*** Opening PROVIDED RECORDS ***

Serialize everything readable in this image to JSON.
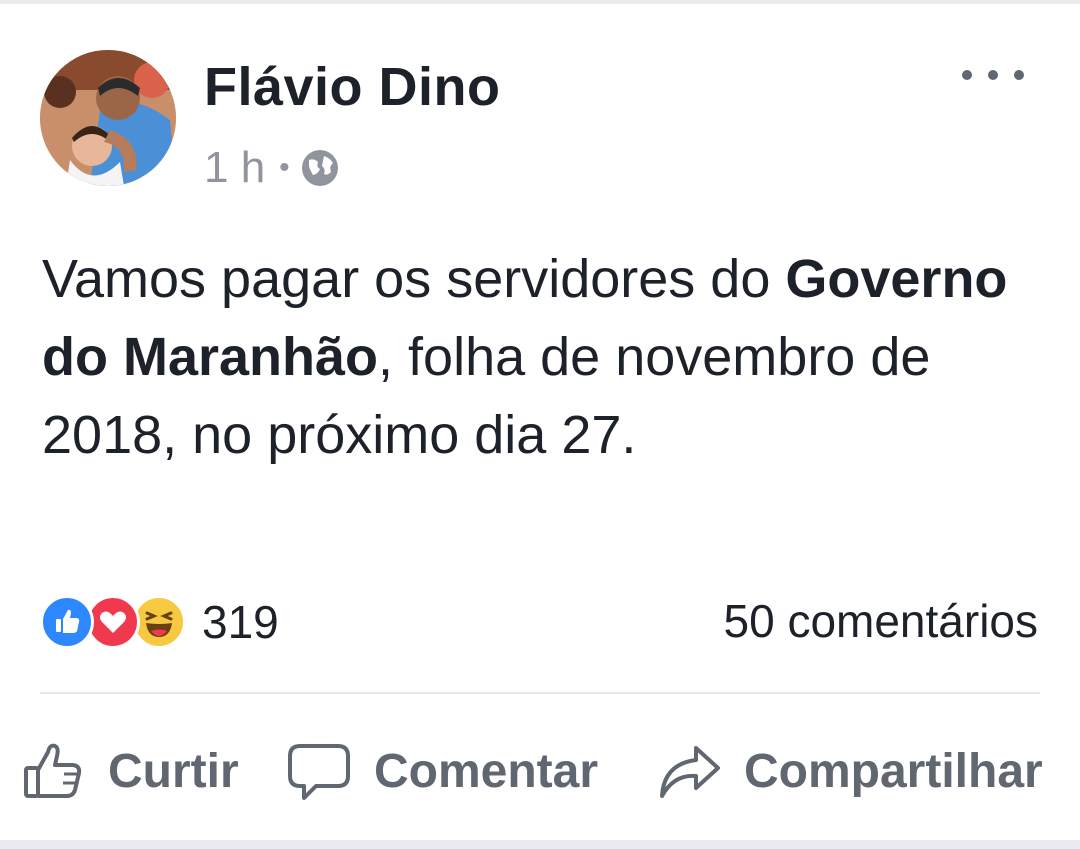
{
  "post": {
    "author": "Flávio Dino",
    "time": "1 h",
    "separator": "•",
    "privacy_icon": "globe-icon",
    "text_part1": "Vamos pagar os servidores do ",
    "text_bold": "Governo do Maranhão",
    "text_part2": ", folha de novembro de 2018, no próximo dia 27."
  },
  "reactions": {
    "icons": [
      "like-reaction-icon",
      "love-reaction-icon",
      "haha-reaction-icon"
    ],
    "count": "319",
    "comments": "50 comentários"
  },
  "actions": {
    "like": "Curtir",
    "comment": "Comentar",
    "share": "Compartilhar"
  },
  "colors": {
    "like_blue": "#2d88ff",
    "love_red": "#f0394f",
    "haha_yellow": "#f7c940",
    "muted_text": "#90949c",
    "action_text": "#606770"
  }
}
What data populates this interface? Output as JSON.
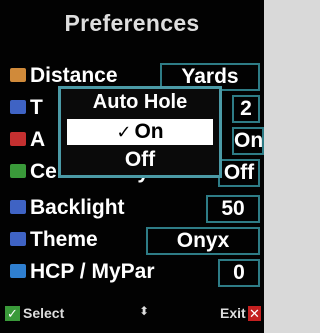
{
  "title": "Preferences",
  "settings": [
    {
      "label": "Distance",
      "value": "Yards",
      "icon": "ruler-icon",
      "icon_color": "#d08a3a"
    },
    {
      "label": "T",
      "value": "2",
      "icon": "magnifier-icon",
      "icon_color": "#3f63c4"
    },
    {
      "label": "A",
      "value": "On",
      "icon": "golf-hole-icon",
      "icon_color": "#c43030"
    },
    {
      "label": "Center Only",
      "value": "Off",
      "icon": "center-icon",
      "icon_color": "#3a9a3a"
    },
    {
      "label": "Backlight",
      "value": "50",
      "icon": "bulb-icon",
      "icon_color": "#3f63c4"
    },
    {
      "label": "Theme",
      "value": "Onyx",
      "icon": "theme-icon",
      "icon_color": "#3f63c4"
    },
    {
      "label": "HCP / MyPar",
      "value": "0",
      "icon": "player-icon",
      "icon_color": "#2f7fd0"
    }
  ],
  "popup": {
    "title": "Auto Hole",
    "options": [
      "On",
      "Off"
    ],
    "selected": "On"
  },
  "footer": {
    "select_label": "Select",
    "exit_label": "Exit",
    "nav_icon": "up-down-arrows-icon"
  },
  "colors": {
    "background": "#020202",
    "box_border": "#2e7c86",
    "popup_border": "#4b9aa6",
    "select_green": "#3a9a3a",
    "exit_red": "#c42020"
  }
}
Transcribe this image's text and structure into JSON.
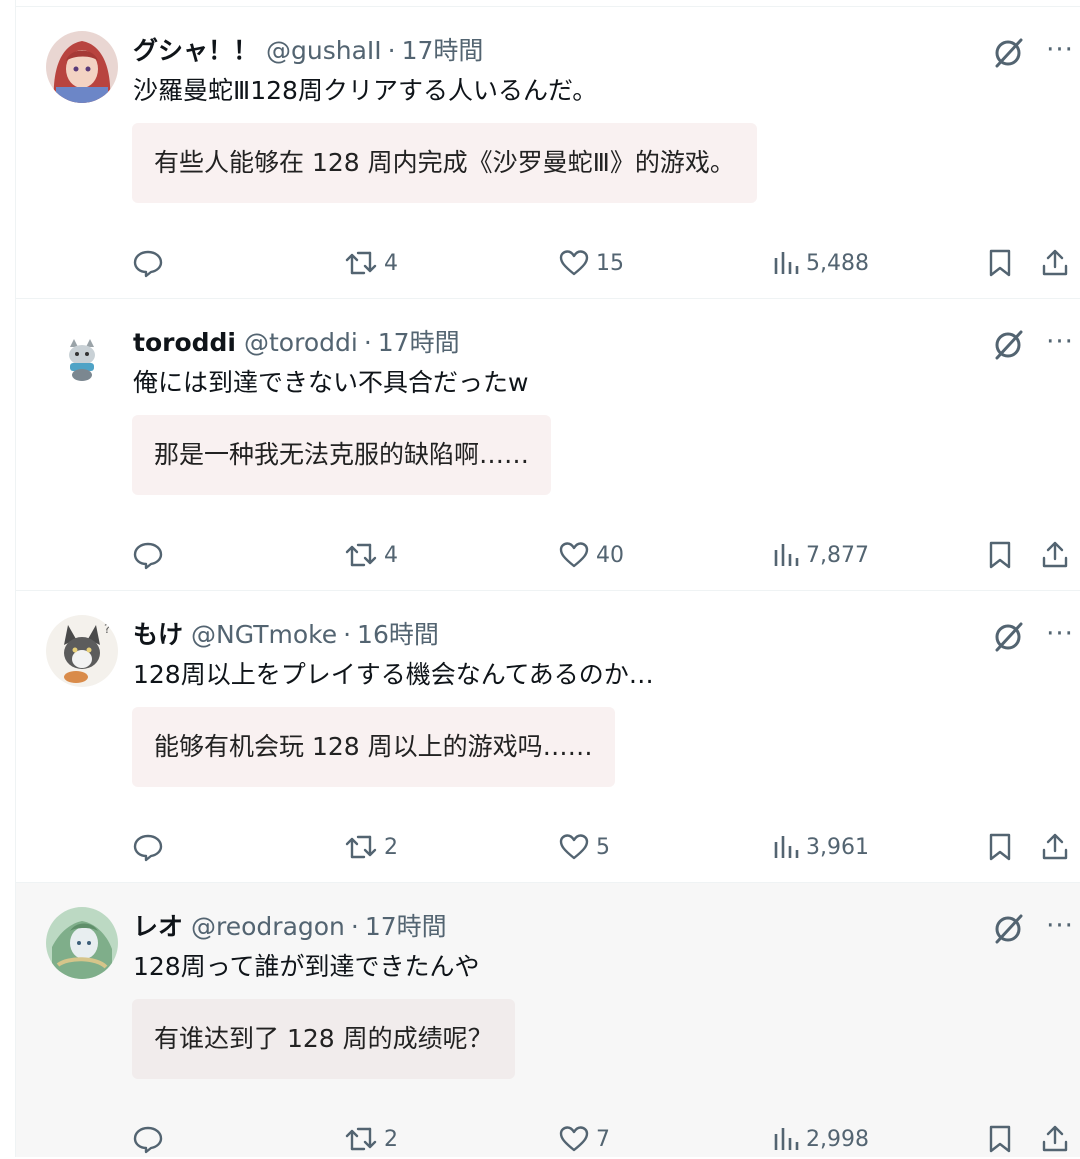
{
  "tweets": [
    {
      "name": "グシャ！！",
      "handle": "@gushaII",
      "time": "17時間",
      "text": "沙羅曼蛇Ⅲ128周クリアする人いるんだ。",
      "translation": "有些人能够在 128 周内完成《沙罗曼蛇Ⅲ》的游戏。",
      "replies": "",
      "retweets": "4",
      "likes": "15",
      "views": "5,488",
      "avatar_color": "#c45a5a"
    },
    {
      "name": "toroddi",
      "handle": "@toroddi",
      "time": "17時間",
      "text": "俺には到達できない不具合だったw",
      "translation": "那是一种我无法克服的缺陷啊……",
      "replies": "",
      "retweets": "4",
      "likes": "40",
      "views": "7,877",
      "avatar_color": "#7fb6c9"
    },
    {
      "name": "もけ",
      "handle": "@NGTmoke",
      "time": "16時間",
      "text": "128周以上をプレイする機会なんてあるのか…",
      "translation": "能够有机会玩 128 周以上的游戏吗……",
      "replies": "",
      "retweets": "2",
      "likes": "5",
      "views": "3,961",
      "avatar_color": "#6b6b6b"
    },
    {
      "name": "レオ",
      "handle": "@reodragon",
      "time": "17時間",
      "text": "128周って誰が到達できたんや",
      "translation": "有谁达到了 128 周的成绩呢？",
      "replies": "",
      "retweets": "2",
      "likes": "7",
      "views": "2,998",
      "avatar_color": "#8fb99a"
    }
  ],
  "separator": "·",
  "more_label": "···",
  "colors": {
    "text": "#0f1419",
    "secondary": "#536471",
    "translation_bg": "#f9f1f1",
    "highlight_bg": "#f7f7f7"
  },
  "icons": [
    "reply-icon",
    "retweet-icon",
    "like-icon",
    "views-icon",
    "bookmark-icon",
    "share-icon",
    "grok-icon",
    "more-icon"
  ]
}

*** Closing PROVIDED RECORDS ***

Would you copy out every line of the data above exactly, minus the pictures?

Serialize everything readable in this image to JSON.
{
  "post": {
    "author": "Flávio Dino",
    "time": "1 h",
    "separator": "•",
    "privacy_icon": "globe-icon",
    "text_part1": "Vamos pagar os servidores do ",
    "text_bold": "Governo do Maranhão",
    "text_part2": ", folha de novembro de 2018, no próximo dia 27."
  },
  "reactions": {
    "icons": [
      "like-reaction-icon",
      "love-reaction-icon",
      "haha-reaction-icon"
    ],
    "count": "319",
    "comments": "50 comentários"
  },
  "actions": {
    "like": "Curtir",
    "comment": "Comentar",
    "share": "Compartilhar"
  },
  "colors": {
    "like_blue": "#2d88ff",
    "love_red": "#f0394f",
    "haha_yellow": "#f7c940",
    "muted_text": "#90949c",
    "action_text": "#606770"
  }
}
What data populates this interface? Output as JSON.
{
  "title": "Preferences",
  "settings": [
    {
      "label": "Distance",
      "value": "Yards",
      "icon": "ruler-icon",
      "icon_color": "#d08a3a"
    },
    {
      "label": "T",
      "value": "2",
      "icon": "magnifier-icon",
      "icon_color": "#3f63c4"
    },
    {
      "label": "A",
      "value": "On",
      "icon": "golf-hole-icon",
      "icon_color": "#c43030"
    },
    {
      "label": "Center Only",
      "value": "Off",
      "icon": "center-icon",
      "icon_color": "#3a9a3a"
    },
    {
      "label": "Backlight",
      "value": "50",
      "icon": "bulb-icon",
      "icon_color": "#3f63c4"
    },
    {
      "label": "Theme",
      "value": "Onyx",
      "icon": "theme-icon",
      "icon_color": "#3f63c4"
    },
    {
      "label": "HCP / MyPar",
      "value": "0",
      "icon": "player-icon",
      "icon_color": "#2f7fd0"
    }
  ],
  "popup": {
    "title": "Auto Hole",
    "options": [
      "On",
      "Off"
    ],
    "selected": "On"
  },
  "footer": {
    "select_label": "Select",
    "exit_label": "Exit",
    "nav_icon": "up-down-arrows-icon"
  },
  "colors": {
    "background": "#020202",
    "box_border": "#2e7c86",
    "popup_border": "#4b9aa6",
    "select_green": "#3a9a3a",
    "exit_red": "#c42020"
  }
}
Transcribe this image's text and structure into JSON.
{
  "tweets": [
    {
      "name": "グシャ！！",
      "handle": "@gushaII",
      "time": "17時間",
      "text": "沙羅曼蛇Ⅲ128周クリアする人いるんだ。",
      "translation": "有些人能够在 128 周内完成《沙罗曼蛇Ⅲ》的游戏。",
      "replies": "",
      "retweets": "4",
      "likes": "15",
      "views": "5,488",
      "avatar_color": "#c45a5a"
    },
    {
      "name": "toroddi",
      "handle": "@toroddi",
      "time": "17時間",
      "text": "俺には到達できない不具合だったw",
      "translation": "那是一种我无法克服的缺陷啊……",
      "replies": "",
      "retweets": "4",
      "likes": "40",
      "views": "7,877",
      "avatar_color": "#7fb6c9"
    },
    {
      "name": "もけ",
      "handle": "@NGTmoke",
      "time": "16時間",
      "text": "128周以上をプレイする機会なんてあるのか…",
      "translation": "能够有机会玩 128 周以上的游戏吗……",
      "replies": "",
      "retweets": "2",
      "likes": "5",
      "views": "3,961",
      "avatar_color": "#6b6b6b"
    },
    {
      "name": "レオ",
      "handle": "@reodragon",
      "time": "17時間",
      "text": "128周って誰が到達できたんや",
      "translation": "有谁达到了 128 周的成绩呢？",
      "replies": "",
      "retweets": "2",
      "likes": "7",
      "views": "2,998",
      "avatar_color": "#8fb99a"
    }
  ],
  "separator": "·",
  "more_label": "···",
  "colors": {
    "text": "#0f1419",
    "secondary": "#536471",
    "translation_bg": "#f9f1f1",
    "highlight_bg": "#f7f7f7"
  },
  "icons": [
    "reply-icon",
    "retweet-icon",
    "like-icon",
    "views-icon",
    "bookmark-icon",
    "share-icon",
    "grok-icon",
    "more-icon"
  ]
}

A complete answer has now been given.